Regular trips to an Asmara internet café to post his power data was one way of getting noticed before he backed up his stats in local races, watched by UCI talent spotters.
“He was a junior, aged 18, when he came for the first time here,” says Frenchman Jean-Jacques Henry, who is in charge of talent detection at the WCC.
“It was tough to prepare Bini; he had to change a lot of things: his lifestyle, his routines. It’s true that those riders who come to us, they come with their habits which are not really in relation with performance.
“It was too cold for him when he arrived in July. For us, it was warm. He didn’t like cobblestones [which riders of Girmay’s ilk often tackle] and he didn’t understand tactics. For him, it was weird.
“He had a big job to do – and now he can win on the World Tour. He learned to enjoy it.
“He was always smiling at everybody, and never stressed. He enjoys life.”
The journey for African athletes is always a difficult one. Even if you are white African, from the boarding schools of Johannesburg in South Africa.
Four-time Tour de France champion Chris Froome, who was born in Nairobi, Kenya, had to sneak out in the small hours to train behind trucks on motorways and surreptitiously entered himself for big competitions when officials refused to back him financially.
“Think about it… if you’re a kid growing up in the UK, you wouldn’t have to look too far to find a local bike club and have organised training sessions,” says Froome.
“In most parts of Africa, those clubs don’t exist. So, if you’re 12 years old, you wouldn’t know where to start.
“There’s no entry plan to get you into the sport and, even if you do manage to get yourself onto the start line, let’s say things go really well, how is that meant to get the attention of a team manager over in Europe?
“It feels like this uphill battle all the way. So, for these guys who have made it onto the European scene, they will have to have done something remarkable and really eye-opening.”
It’s why there are projects starting up like Field of Dreams in Rwanda, driven by Froome’s Israel-Premier Tech team, which has built a bike track, taught technical skills to under-privileged children and initiated community projects, such as road improvements.
It is catching on. Ineos, formerly Team Sky, where Froome enjoyed the majority of his success between 2013 and 2018, are setting up a similar project in Kenya.
Ineos famously perfected the art of marginal gains in a sport which was not ready for it. Now, their rivals have caught up and key for both is the precious, primary resource of riding talent.
There is no better untapped source than Africa.
“Out in east Africa, in my opinion, they are pure endurance athletes,” Froome adds. “They’ve got the heart and lungs to be incredible athletes. That hasn’t translated to cycling yet because they don’t have infrastructure or support.”
“Trust is a big thing. So many people have taken so many things from Africans and Africa, that it takes ages to build trust with individuals,” says Doug Ryder, a South African who has done more than most to introduce African talent to Europe.

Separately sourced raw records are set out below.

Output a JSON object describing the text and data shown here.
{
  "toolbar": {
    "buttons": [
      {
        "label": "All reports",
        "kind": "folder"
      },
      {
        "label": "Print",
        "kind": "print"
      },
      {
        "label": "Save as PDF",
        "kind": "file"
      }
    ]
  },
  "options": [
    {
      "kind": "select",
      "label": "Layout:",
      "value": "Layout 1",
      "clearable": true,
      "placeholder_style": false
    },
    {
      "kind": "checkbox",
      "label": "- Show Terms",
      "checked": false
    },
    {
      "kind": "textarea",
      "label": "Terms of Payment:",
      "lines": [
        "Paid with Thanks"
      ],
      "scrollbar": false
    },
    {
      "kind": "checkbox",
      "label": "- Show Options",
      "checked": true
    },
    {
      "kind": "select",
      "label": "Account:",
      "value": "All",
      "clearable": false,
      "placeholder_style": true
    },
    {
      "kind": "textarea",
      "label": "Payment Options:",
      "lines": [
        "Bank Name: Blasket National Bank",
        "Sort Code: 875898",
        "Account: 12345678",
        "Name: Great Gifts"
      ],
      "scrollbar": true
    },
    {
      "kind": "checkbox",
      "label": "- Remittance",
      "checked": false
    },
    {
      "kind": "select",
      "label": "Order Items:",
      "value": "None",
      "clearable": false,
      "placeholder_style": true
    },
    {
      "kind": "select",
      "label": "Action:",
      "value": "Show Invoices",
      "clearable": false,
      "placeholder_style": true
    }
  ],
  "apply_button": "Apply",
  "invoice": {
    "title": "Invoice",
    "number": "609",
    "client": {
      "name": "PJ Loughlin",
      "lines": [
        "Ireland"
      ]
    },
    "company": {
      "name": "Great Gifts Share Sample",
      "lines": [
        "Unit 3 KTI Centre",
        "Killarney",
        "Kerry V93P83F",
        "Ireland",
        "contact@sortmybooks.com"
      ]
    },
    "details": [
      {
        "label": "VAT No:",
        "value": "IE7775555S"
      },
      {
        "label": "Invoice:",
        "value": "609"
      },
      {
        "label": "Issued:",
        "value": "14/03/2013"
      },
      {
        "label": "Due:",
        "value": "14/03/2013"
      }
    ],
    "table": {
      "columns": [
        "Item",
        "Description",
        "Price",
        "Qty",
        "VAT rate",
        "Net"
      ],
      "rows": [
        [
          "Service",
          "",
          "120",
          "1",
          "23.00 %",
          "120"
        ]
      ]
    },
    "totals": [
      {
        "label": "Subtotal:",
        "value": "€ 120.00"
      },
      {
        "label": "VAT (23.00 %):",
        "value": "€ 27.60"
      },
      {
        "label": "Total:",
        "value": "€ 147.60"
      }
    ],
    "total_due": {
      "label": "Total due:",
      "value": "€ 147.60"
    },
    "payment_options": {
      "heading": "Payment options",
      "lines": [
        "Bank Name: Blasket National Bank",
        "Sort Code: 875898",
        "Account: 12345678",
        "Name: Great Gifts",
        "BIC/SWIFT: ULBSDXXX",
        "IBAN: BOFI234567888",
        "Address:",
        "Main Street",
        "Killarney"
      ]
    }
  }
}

Ryder is manager of the Q365 team, which works with Qhubeka, a charity dedicated to donating bikes to African children, promoting sustainable mobility across the continent.
“For me, it’s beautiful to see colourful flags of African riders on teams. We [as a single team] were never able to sustain all of Africa, but if other teams saw the value… that was a first big goal.”

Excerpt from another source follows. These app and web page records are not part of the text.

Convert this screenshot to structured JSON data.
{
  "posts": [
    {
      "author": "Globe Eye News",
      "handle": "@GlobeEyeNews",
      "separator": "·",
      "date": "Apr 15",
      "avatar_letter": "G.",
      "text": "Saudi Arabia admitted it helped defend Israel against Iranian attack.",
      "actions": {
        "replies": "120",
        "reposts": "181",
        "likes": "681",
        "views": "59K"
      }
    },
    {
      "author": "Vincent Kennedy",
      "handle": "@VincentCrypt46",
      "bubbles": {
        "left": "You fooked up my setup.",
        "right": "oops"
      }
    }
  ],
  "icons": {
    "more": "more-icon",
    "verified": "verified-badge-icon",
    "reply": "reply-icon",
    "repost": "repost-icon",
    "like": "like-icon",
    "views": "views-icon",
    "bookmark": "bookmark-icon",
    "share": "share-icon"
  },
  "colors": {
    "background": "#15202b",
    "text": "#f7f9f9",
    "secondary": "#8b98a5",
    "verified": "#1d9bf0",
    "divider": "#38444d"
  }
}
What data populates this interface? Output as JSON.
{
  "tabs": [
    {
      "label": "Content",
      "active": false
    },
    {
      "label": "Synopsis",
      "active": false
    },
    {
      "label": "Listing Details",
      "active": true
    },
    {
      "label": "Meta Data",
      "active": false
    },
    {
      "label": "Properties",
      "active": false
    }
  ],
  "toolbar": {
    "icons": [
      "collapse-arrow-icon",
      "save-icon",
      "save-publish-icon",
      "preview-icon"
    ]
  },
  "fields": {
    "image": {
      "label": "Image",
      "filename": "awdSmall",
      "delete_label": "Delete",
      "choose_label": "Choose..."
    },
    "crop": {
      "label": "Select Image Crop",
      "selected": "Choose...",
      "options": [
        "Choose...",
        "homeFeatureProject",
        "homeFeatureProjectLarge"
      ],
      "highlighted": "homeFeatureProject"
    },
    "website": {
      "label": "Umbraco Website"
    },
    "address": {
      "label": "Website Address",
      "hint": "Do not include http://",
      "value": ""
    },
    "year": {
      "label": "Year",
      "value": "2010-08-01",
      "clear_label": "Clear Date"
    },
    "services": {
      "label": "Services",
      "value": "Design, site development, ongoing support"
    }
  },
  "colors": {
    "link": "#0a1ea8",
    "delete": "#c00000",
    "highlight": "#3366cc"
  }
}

There are East African riders on four of the 18 World Tour teams this season.
But it’s Girmay’s presence at the very front of races which can really push things forward.

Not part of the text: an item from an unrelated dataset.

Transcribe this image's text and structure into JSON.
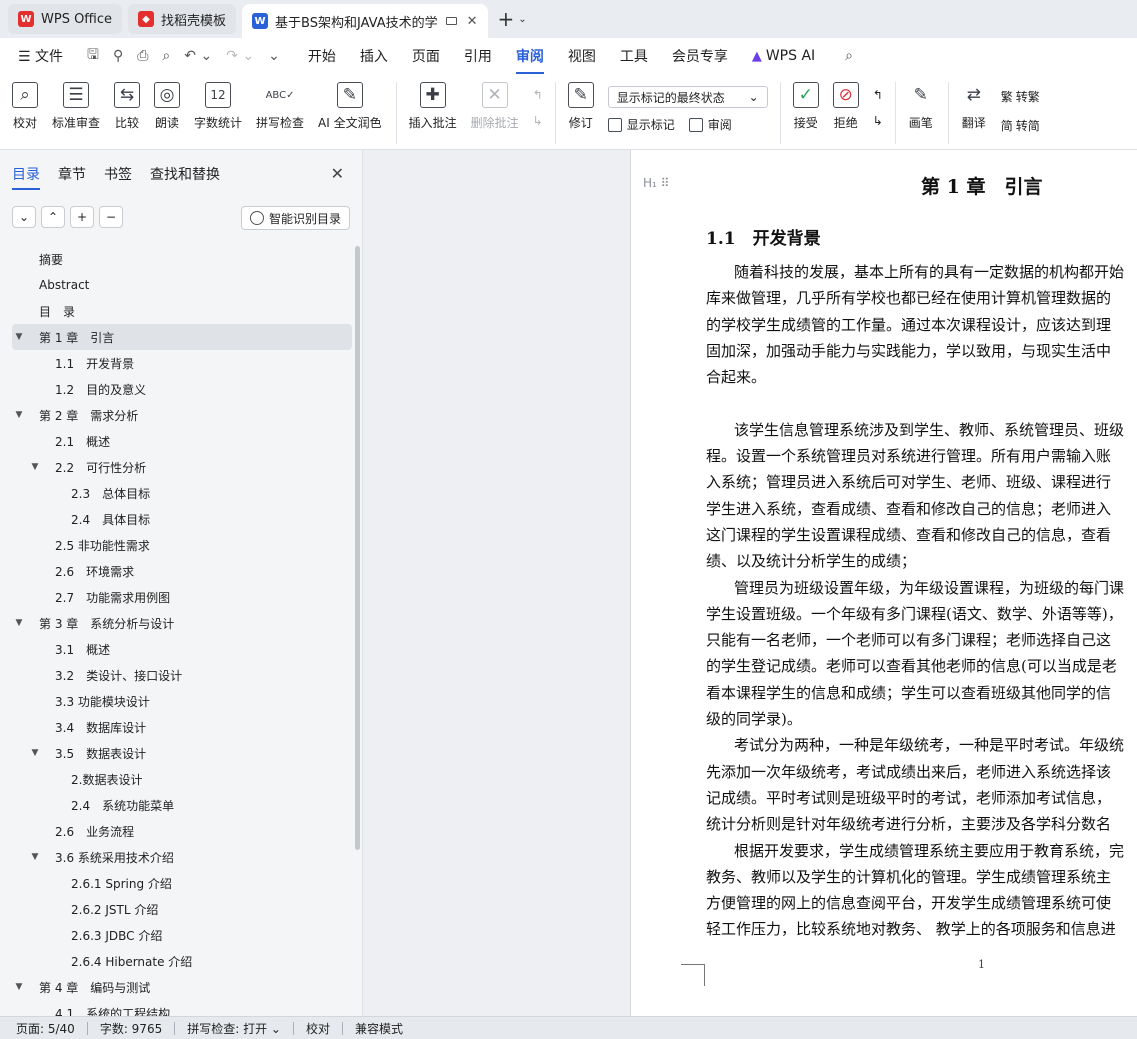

“It would just be massive, just massive for African cycling if Girmay wins a Tour stage. It’s only a matter of time, over the next five to 10 years that a whole wave of African talent will be making it onto the European scene,” says an impassioned Froome.
Froome knows this. He’s seen the potential, not as champion, but as a lost cycling soul in his own youth, riding with black Africans in cycling clubs in Nairobi.
But, more importantly, Girmay’s fans know it.
“He is an African king,” says one. “We are proud. Eritrea is known for some bad things like war; now it is different.”